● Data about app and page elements
= Beginning of Section =

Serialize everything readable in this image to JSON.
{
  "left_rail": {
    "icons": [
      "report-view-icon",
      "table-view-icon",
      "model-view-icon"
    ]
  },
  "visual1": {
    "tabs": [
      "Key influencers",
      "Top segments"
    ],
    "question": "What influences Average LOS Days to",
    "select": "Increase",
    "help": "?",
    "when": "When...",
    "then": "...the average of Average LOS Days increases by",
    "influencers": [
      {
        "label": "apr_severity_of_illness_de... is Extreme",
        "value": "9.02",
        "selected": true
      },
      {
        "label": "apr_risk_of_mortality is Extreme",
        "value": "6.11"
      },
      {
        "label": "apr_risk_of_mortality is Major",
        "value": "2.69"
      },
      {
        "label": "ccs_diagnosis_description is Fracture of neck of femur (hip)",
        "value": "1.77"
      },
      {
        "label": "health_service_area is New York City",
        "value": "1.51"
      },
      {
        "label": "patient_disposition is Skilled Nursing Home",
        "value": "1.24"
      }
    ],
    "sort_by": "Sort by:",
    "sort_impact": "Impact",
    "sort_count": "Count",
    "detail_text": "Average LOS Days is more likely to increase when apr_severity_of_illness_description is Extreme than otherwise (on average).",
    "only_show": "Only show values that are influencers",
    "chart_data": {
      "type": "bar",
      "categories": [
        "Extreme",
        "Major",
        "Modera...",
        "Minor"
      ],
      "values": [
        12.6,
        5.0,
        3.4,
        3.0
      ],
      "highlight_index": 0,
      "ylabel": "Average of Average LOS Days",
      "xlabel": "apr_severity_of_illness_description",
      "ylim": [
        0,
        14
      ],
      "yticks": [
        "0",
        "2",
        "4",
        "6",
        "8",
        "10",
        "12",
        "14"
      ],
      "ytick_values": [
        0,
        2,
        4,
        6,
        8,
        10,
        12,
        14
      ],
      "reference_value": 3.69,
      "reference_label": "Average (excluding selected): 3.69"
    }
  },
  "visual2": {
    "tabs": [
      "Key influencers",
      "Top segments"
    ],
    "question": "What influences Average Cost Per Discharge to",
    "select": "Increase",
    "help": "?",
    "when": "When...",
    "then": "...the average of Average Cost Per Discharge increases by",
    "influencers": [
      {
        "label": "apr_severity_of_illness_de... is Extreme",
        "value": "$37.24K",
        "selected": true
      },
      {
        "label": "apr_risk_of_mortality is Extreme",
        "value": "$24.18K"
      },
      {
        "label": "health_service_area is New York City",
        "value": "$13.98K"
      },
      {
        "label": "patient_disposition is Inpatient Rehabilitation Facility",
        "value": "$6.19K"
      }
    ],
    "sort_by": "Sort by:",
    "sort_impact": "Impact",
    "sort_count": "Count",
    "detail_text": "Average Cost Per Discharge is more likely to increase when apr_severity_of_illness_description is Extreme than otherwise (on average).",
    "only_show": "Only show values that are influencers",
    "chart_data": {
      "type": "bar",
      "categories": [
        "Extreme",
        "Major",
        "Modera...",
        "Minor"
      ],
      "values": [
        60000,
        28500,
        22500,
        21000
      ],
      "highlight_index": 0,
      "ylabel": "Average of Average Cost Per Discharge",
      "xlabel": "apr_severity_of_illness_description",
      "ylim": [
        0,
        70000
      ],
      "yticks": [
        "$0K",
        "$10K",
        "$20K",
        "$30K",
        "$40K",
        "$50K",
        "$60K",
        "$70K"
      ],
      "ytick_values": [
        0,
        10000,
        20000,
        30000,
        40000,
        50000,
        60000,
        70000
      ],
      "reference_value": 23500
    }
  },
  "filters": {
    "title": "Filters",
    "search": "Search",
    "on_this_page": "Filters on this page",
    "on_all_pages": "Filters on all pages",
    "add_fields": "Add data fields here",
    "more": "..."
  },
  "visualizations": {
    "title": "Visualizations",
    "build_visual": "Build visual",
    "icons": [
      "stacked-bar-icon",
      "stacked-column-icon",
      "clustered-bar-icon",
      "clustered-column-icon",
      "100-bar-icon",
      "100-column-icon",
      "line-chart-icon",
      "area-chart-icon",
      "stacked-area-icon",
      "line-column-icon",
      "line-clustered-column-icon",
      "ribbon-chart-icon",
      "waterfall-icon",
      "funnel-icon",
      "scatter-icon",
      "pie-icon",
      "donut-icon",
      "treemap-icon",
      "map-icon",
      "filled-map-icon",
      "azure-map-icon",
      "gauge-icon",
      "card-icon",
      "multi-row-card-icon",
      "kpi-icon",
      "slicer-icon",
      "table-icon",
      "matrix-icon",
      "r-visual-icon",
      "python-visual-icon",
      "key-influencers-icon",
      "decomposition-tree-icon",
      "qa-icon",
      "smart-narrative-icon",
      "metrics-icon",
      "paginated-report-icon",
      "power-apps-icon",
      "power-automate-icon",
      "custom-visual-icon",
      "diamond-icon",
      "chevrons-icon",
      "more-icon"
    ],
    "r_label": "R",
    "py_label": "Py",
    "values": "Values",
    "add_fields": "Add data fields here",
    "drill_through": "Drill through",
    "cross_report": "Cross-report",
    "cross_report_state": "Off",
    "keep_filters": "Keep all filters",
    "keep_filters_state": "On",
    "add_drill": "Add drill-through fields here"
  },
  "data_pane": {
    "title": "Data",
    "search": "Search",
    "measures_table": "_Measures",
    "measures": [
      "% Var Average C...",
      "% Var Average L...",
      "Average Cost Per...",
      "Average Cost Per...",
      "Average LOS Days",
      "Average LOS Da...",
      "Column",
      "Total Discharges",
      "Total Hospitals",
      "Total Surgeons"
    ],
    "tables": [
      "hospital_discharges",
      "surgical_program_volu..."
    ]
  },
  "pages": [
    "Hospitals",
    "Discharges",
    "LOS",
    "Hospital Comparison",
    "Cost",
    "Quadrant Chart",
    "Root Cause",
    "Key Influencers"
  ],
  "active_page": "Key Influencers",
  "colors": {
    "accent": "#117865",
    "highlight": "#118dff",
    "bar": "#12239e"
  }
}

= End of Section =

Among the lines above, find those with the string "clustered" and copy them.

● Written solution
      "clustered-bar-icon",
      "clustered-column-icon",
      "line-clustered-column-icon",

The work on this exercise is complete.